Would you repeat the entries below exactly and omit the pictures?

BEGIN DATA SUPPLIED

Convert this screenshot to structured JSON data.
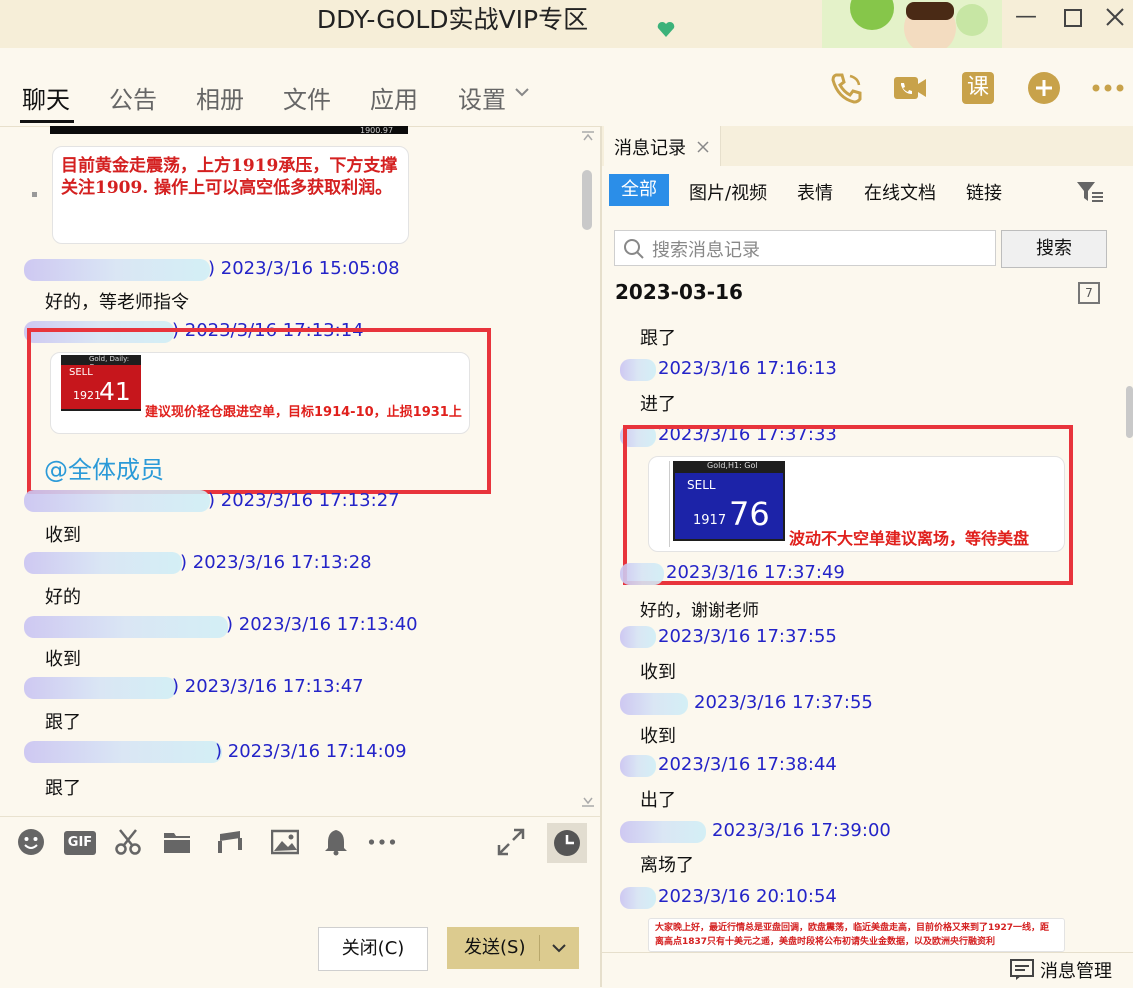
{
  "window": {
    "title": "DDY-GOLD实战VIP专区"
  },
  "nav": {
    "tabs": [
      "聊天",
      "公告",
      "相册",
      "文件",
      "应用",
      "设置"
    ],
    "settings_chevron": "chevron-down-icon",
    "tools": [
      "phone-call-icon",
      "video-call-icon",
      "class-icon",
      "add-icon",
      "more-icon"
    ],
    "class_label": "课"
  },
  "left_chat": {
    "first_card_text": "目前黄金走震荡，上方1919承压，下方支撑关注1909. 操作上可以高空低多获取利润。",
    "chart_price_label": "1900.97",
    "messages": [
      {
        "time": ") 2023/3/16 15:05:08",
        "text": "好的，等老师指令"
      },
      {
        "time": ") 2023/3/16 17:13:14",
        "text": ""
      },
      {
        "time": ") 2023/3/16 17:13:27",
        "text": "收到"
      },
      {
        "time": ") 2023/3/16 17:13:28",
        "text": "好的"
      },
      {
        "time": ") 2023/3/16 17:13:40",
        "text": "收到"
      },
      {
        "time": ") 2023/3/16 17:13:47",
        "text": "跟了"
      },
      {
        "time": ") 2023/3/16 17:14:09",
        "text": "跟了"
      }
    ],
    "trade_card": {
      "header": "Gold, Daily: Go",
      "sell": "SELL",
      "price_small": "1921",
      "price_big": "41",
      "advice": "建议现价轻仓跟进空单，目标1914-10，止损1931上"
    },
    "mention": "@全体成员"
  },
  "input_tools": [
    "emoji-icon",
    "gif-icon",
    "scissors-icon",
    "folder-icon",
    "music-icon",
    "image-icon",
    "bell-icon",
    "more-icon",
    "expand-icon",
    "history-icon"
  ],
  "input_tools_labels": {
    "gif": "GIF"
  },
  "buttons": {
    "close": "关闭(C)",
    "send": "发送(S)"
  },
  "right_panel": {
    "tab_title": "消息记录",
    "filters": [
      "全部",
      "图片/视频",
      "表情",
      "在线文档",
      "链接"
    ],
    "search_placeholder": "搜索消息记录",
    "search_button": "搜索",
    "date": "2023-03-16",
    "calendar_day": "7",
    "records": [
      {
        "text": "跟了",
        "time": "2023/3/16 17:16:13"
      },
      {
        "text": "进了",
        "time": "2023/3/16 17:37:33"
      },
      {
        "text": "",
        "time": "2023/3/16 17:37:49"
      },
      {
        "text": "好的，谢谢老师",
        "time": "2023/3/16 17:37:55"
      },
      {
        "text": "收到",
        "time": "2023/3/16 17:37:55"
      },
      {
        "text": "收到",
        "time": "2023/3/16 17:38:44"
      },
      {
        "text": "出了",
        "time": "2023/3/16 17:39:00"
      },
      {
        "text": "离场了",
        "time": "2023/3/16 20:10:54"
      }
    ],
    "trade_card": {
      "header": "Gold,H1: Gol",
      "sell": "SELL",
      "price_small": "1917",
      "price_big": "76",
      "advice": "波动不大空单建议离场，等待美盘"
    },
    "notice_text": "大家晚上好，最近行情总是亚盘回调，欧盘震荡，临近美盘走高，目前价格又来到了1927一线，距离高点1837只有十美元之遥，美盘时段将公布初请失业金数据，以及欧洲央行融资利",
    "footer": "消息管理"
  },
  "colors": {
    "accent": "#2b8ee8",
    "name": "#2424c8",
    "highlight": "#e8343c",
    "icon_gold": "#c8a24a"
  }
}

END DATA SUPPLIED

■ EXERCISE OUTPUT ■
Convert this screenshot to structured JSON data.
{
  "window": {
    "title": "DDY-GOLD实战VIP专区"
  },
  "nav": {
    "tabs": [
      "聊天",
      "公告",
      "相册",
      "文件",
      "应用",
      "设置"
    ],
    "settings_chevron": "chevron-down-icon",
    "tools": [
      "phone-call-icon",
      "video-call-icon",
      "class-icon",
      "add-icon",
      "more-icon"
    ],
    "class_label": "课"
  },
  "left_chat": {
    "first_card_text": "目前黄金走震荡，上方1919承压，下方支撑关注1909. 操作上可以高空低多获取利润。",
    "chart_price_label": "1900.97",
    "messages": [
      {
        "time": ") 2023/3/16 15:05:08",
        "text": "好的，等老师指令"
      },
      {
        "time": ") 2023/3/16 17:13:14",
        "text": ""
      },
      {
        "time": ") 2023/3/16 17:13:27",
        "text": "收到"
      },
      {
        "time": ") 2023/3/16 17:13:28",
        "text": "好的"
      },
      {
        "time": ") 2023/3/16 17:13:40",
        "text": "收到"
      },
      {
        "time": ") 2023/3/16 17:13:47",
        "text": "跟了"
      },
      {
        "time": ") 2023/3/16 17:14:09",
        "text": "跟了"
      }
    ],
    "trade_card": {
      "header": "Gold, Daily: Go",
      "sell": "SELL",
      "price_small": "1921",
      "price_big": "41",
      "advice": "建议现价轻仓跟进空单，目标1914-10，止损1931上"
    },
    "mention": "@全体成员"
  },
  "input_tools": [
    "emoji-icon",
    "gif-icon",
    "scissors-icon",
    "folder-icon",
    "music-icon",
    "image-icon",
    "bell-icon",
    "more-icon",
    "expand-icon",
    "history-icon"
  ],
  "input_tools_labels": {
    "gif": "GIF"
  },
  "buttons": {
    "close": "关闭(C)",
    "send": "发送(S)"
  },
  "right_panel": {
    "tab_title": "消息记录",
    "filters": [
      "全部",
      "图片/视频",
      "表情",
      "在线文档",
      "链接"
    ],
    "search_placeholder": "搜索消息记录",
    "search_button": "搜索",
    "date": "2023-03-16",
    "calendar_day": "7",
    "records": [
      {
        "text": "跟了",
        "time": "2023/3/16 17:16:13"
      },
      {
        "text": "进了",
        "time": "2023/3/16 17:37:33"
      },
      {
        "text": "",
        "time": "2023/3/16 17:37:49"
      },
      {
        "text": "好的，谢谢老师",
        "time": "2023/3/16 17:37:55"
      },
      {
        "text": "收到",
        "time": "2023/3/16 17:37:55"
      },
      {
        "text": "收到",
        "time": "2023/3/16 17:38:44"
      },
      {
        "text": "出了",
        "time": "2023/3/16 17:39:00"
      },
      {
        "text": "离场了",
        "time": "2023/3/16 20:10:54"
      }
    ],
    "trade_card": {
      "header": "Gold,H1: Gol",
      "sell": "SELL",
      "price_small": "1917",
      "price_big": "76",
      "advice": "波动不大空单建议离场，等待美盘"
    },
    "notice_text": "大家晚上好，最近行情总是亚盘回调，欧盘震荡，临近美盘走高，目前价格又来到了1927一线，距离高点1837只有十美元之遥，美盘时段将公布初请失业金数据，以及欧洲央行融资利",
    "footer": "消息管理"
  },
  "colors": {
    "accent": "#2b8ee8",
    "name": "#2424c8",
    "highlight": "#e8343c",
    "icon_gold": "#c8a24a"
  }
}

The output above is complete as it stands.